Man cannot live on pork and bourbon alone, try as you may, so there were some fun little pop-ups to mix things up. David Cordua of Cordua Tapas Bar presented a lovely tuna canape for the Wines of Rioja Tapas Bar. Prosciutto de Parma ran a deli slicer throughout the day.
In the VIP tent, Michael Kahikina of Barrel and Ashes served beef tartare featuring Creekstone Farms at the TarTar Bar. The intense spoonful was made up of finely chopped beef heart, smoked brisket, burnt ends, tendon, and sirloin. The taste of organ and raw meat intensified with the smoked meats combined to create something sinister and primal.
VIPs also enjoyed The Artisan Cheese Bar featuring DTLA Cheese and Beecher’s Handmade Cheese from Seattle. The Water Grill changed things up with Rappahannock River Oysters, which taste much cleaner because they get rinsed by the river’s freshwater. Creminelli Fine Meats had a gorgeous charcuterie bar, with what one guest dubbed “the best mortadella I ever ate.”
Twice the Vice Spirited Chocolates wooed us with dark chocolate truffles blended with Eagle Rare Bourbon and topped with Jamon Iberico.
Buffalo Trace Bourbon Whiskey supplied punchbowls of cocktails — in case you hadn’t had enough Bourbon yet. Beachwood Brewing broke up the monotony with a Cream Ale and IPA. Back outside at the event, Guests also enjoyed the Wines of Germany, Maggy Hawk Wine, Fidencio Mezcal, and Koch el Mezcal.
Williams-Sonoma sponsored a pop-up butcher shop. The butchering demo was not for the faint of heart. A huge Cook Big Ranch Mulefoot was broken down skillfully by the Cook’s Family Butcher Shop with the various cuts offered for sale.

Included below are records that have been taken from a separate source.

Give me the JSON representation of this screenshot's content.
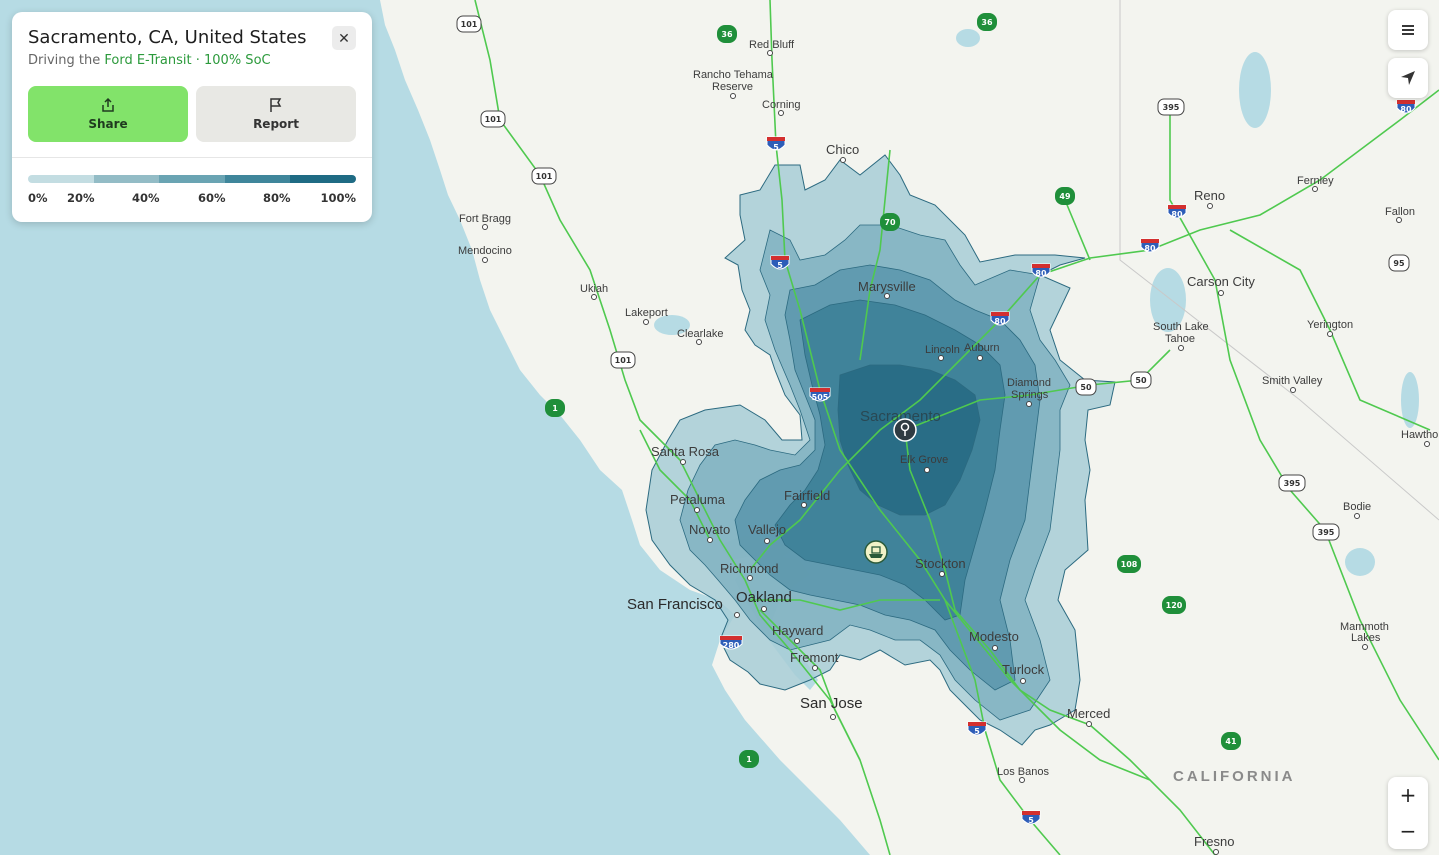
{
  "location_card": {
    "title": "Sacramento, CA, United States",
    "subtitle_prefix": "Driving the ",
    "vehicle": "Ford E-Transit · 100% SoC",
    "close_icon": "close-icon",
    "share_label": "Share",
    "share_icon": "share-icon",
    "report_label": "Report",
    "report_icon": "flag-icon"
  },
  "legend": {
    "labels": [
      "0%",
      "20%",
      "40%",
      "60%",
      "80%",
      "100%"
    ],
    "colors": [
      "#c3dde2",
      "#93bcc6",
      "#6aa4b3",
      "#3f869b",
      "#1f6b84"
    ]
  },
  "controls": {
    "menu_icon": "hamburger-menu-icon",
    "locate_icon": "navigation-arrow-icon",
    "zoom_in": "+",
    "zoom_out": "−"
  },
  "map": {
    "places": [
      {
        "name": "Red Bluff"
      },
      {
        "name": "Rancho Tehama"
      },
      {
        "name": "Reserve"
      },
      {
        "name": "Corning"
      },
      {
        "name": "Chico"
      },
      {
        "name": "Fort Bragg"
      },
      {
        "name": "Mendocino"
      },
      {
        "name": "Ukiah"
      },
      {
        "name": "Lakeport"
      },
      {
        "name": "Clearlake"
      },
      {
        "name": "Marysville"
      },
      {
        "name": "Lincoln"
      },
      {
        "name": "Auburn"
      },
      {
        "name": "Diamond"
      },
      {
        "name": "Springs"
      },
      {
        "name": "Sacramento"
      },
      {
        "name": "Elk Grove"
      },
      {
        "name": "Santa Rosa"
      },
      {
        "name": "Petaluma"
      },
      {
        "name": "Fairfield"
      },
      {
        "name": "Novato"
      },
      {
        "name": "Vallejo"
      },
      {
        "name": "Richmond"
      },
      {
        "name": "San Francisco"
      },
      {
        "name": "Oakland"
      },
      {
        "name": "Hayward"
      },
      {
        "name": "Fremont"
      },
      {
        "name": "San Jose"
      },
      {
        "name": "Stockton"
      },
      {
        "name": "Modesto"
      },
      {
        "name": "Turlock"
      },
      {
        "name": "Merced"
      },
      {
        "name": "Los Banos"
      },
      {
        "name": "Fresno"
      },
      {
        "name": "Reno"
      },
      {
        "name": "Fernley"
      },
      {
        "name": "Fallon"
      },
      {
        "name": "Carson City"
      },
      {
        "name": "South Lake"
      },
      {
        "name": "Tahoe"
      },
      {
        "name": "Yerington"
      },
      {
        "name": "Smith Valley"
      },
      {
        "name": "Hawthor"
      },
      {
        "name": "Bodie"
      },
      {
        "name": "Mammoth"
      },
      {
        "name": "Lakes"
      },
      {
        "name": "CALIFORNIA"
      }
    ],
    "shields": [
      "101",
      "36",
      "5",
      "101",
      "101",
      "70",
      "5",
      "1",
      "101",
      "80",
      "505",
      "50",
      "49",
      "80",
      "80",
      "395",
      "36",
      "80",
      "95",
      "395",
      "395",
      "108",
      "120",
      "41",
      "280",
      "5",
      "5",
      "1",
      "50",
      "80",
      "580"
    ]
  }
}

It doesn’t get any fresher than that. The Butcher Shop alone raised $1200 for the supporting culinary students from Le Cordon Bleu.